(Data for processing Opens)

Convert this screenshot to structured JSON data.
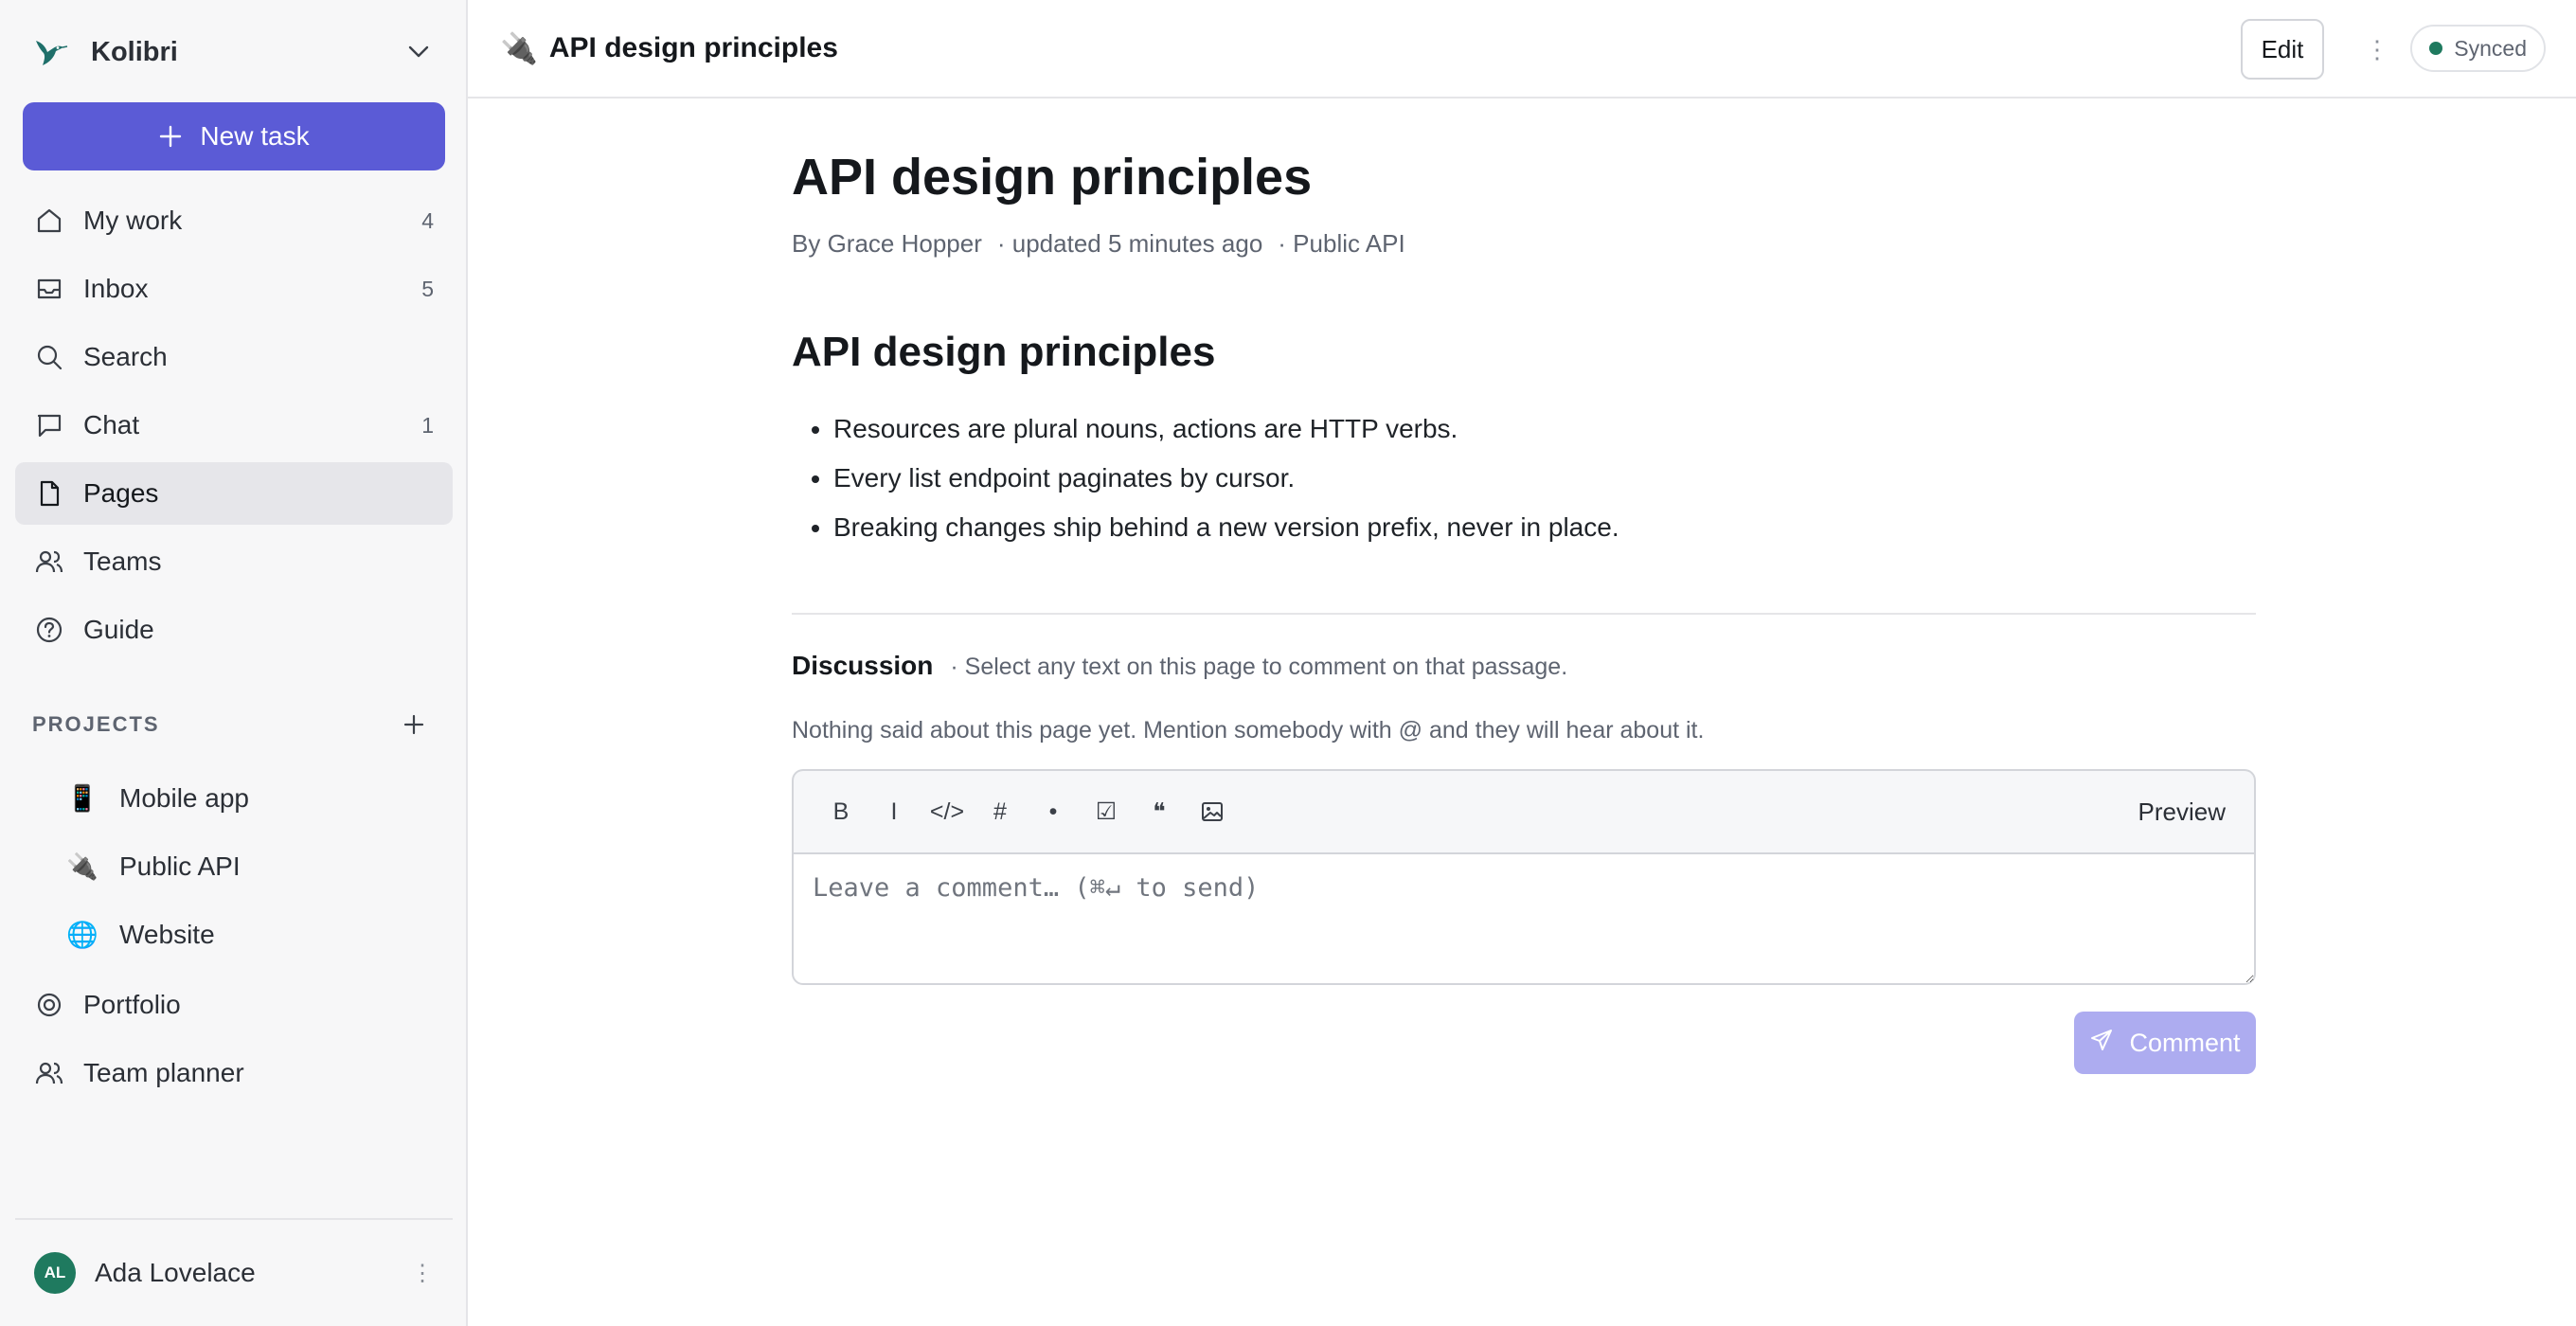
{
  "workspace": {
    "name": "Kolibri",
    "logo_icon": "hummingbird-icon"
  },
  "new_task_label": "New task",
  "nav": [
    {
      "label": "My work",
      "count": "4",
      "icon": "home-icon"
    },
    {
      "label": "Inbox",
      "count": "5",
      "icon": "inbox-icon"
    },
    {
      "label": "Search",
      "count": "",
      "icon": "search-icon"
    },
    {
      "label": "Chat",
      "count": "1",
      "icon": "chat-icon"
    },
    {
      "label": "Pages",
      "count": "",
      "icon": "page-icon",
      "active": true
    },
    {
      "label": "Teams",
      "count": "",
      "icon": "users-icon"
    },
    {
      "label": "Guide",
      "count": "",
      "icon": "help-icon"
    }
  ],
  "projects": {
    "heading": "PROJECTS",
    "items": [
      {
        "emoji": "📱",
        "label": "Mobile app"
      },
      {
        "emoji": "🔌",
        "label": "Public API"
      },
      {
        "emoji": "🌐",
        "label": "Website"
      }
    ]
  },
  "extra_nav": [
    {
      "label": "Portfolio",
      "icon": "target-icon"
    },
    {
      "label": "Team planner",
      "icon": "users-icon"
    }
  ],
  "user": {
    "initials": "AL",
    "name": "Ada Lovelace",
    "avatar_color": "#1f7a5f"
  },
  "topbar": {
    "emoji": "🔌",
    "title": "API design principles",
    "edit_label": "Edit",
    "more": "⋮",
    "sync_status": "Synced"
  },
  "page": {
    "title": "API design principles",
    "byline": {
      "author": "By Grace Hopper",
      "updated": "· updated 5 minutes ago",
      "project": "· Public API"
    },
    "heading": "API design principles",
    "bullets": [
      "Resources are plural nouns, actions are HTTP verbs.",
      "Every list endpoint paginates by cursor.",
      "Breaking changes ship behind a new version prefix, never in place."
    ]
  },
  "discussion": {
    "title": "Discussion",
    "hint": "· Select any text on this page to comment on that passage.",
    "empty": "Nothing said about this page yet. Mention somebody with @ and they will hear about it.",
    "toolbar": {
      "bold": "B",
      "italic": "I",
      "code": "</>",
      "heading": "#",
      "bullet": "•",
      "checkbox": "☑",
      "quote": "❝",
      "preview": "Preview"
    },
    "placeholder": "Leave a comment… (⌘↵ to send)",
    "submit_label": "Comment"
  },
  "colors": {
    "accent": "#5b5bd6",
    "accent_disabled": "#adacf0",
    "status_green": "#1f7a5f"
  }
}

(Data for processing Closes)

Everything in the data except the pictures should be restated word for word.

- Answer to this problem:
Convert this screenshot to structured JSON data.
{
  "workspace": {
    "name": "Kolibri",
    "logo_icon": "hummingbird-icon"
  },
  "new_task_label": "New task",
  "nav": [
    {
      "label": "My work",
      "count": "4",
      "icon": "home-icon"
    },
    {
      "label": "Inbox",
      "count": "5",
      "icon": "inbox-icon"
    },
    {
      "label": "Search",
      "count": "",
      "icon": "search-icon"
    },
    {
      "label": "Chat",
      "count": "1",
      "icon": "chat-icon"
    },
    {
      "label": "Pages",
      "count": "",
      "icon": "page-icon",
      "active": true
    },
    {
      "label": "Teams",
      "count": "",
      "icon": "users-icon"
    },
    {
      "label": "Guide",
      "count": "",
      "icon": "help-icon"
    }
  ],
  "projects": {
    "heading": "PROJECTS",
    "items": [
      {
        "emoji": "📱",
        "label": "Mobile app"
      },
      {
        "emoji": "🔌",
        "label": "Public API"
      },
      {
        "emoji": "🌐",
        "label": "Website"
      }
    ]
  },
  "extra_nav": [
    {
      "label": "Portfolio",
      "icon": "target-icon"
    },
    {
      "label": "Team planner",
      "icon": "users-icon"
    }
  ],
  "user": {
    "initials": "AL",
    "name": "Ada Lovelace",
    "avatar_color": "#1f7a5f"
  },
  "topbar": {
    "emoji": "🔌",
    "title": "API design principles",
    "edit_label": "Edit",
    "more": "⋮",
    "sync_status": "Synced"
  },
  "page": {
    "title": "API design principles",
    "byline": {
      "author": "By Grace Hopper",
      "updated": "· updated 5 minutes ago",
      "project": "· Public API"
    },
    "heading": "API design principles",
    "bullets": [
      "Resources are plural nouns, actions are HTTP verbs.",
      "Every list endpoint paginates by cursor.",
      "Breaking changes ship behind a new version prefix, never in place."
    ]
  },
  "discussion": {
    "title": "Discussion",
    "hint": "· Select any text on this page to comment on that passage.",
    "empty": "Nothing said about this page yet. Mention somebody with @ and they will hear about it.",
    "toolbar": {
      "bold": "B",
      "italic": "I",
      "code": "</>",
      "heading": "#",
      "bullet": "•",
      "checkbox": "☑",
      "quote": "❝",
      "preview": "Preview"
    },
    "placeholder": "Leave a comment… (⌘↵ to send)",
    "submit_label": "Comment"
  },
  "colors": {
    "accent": "#5b5bd6",
    "accent_disabled": "#adacf0",
    "status_green": "#1f7a5f"
  }
}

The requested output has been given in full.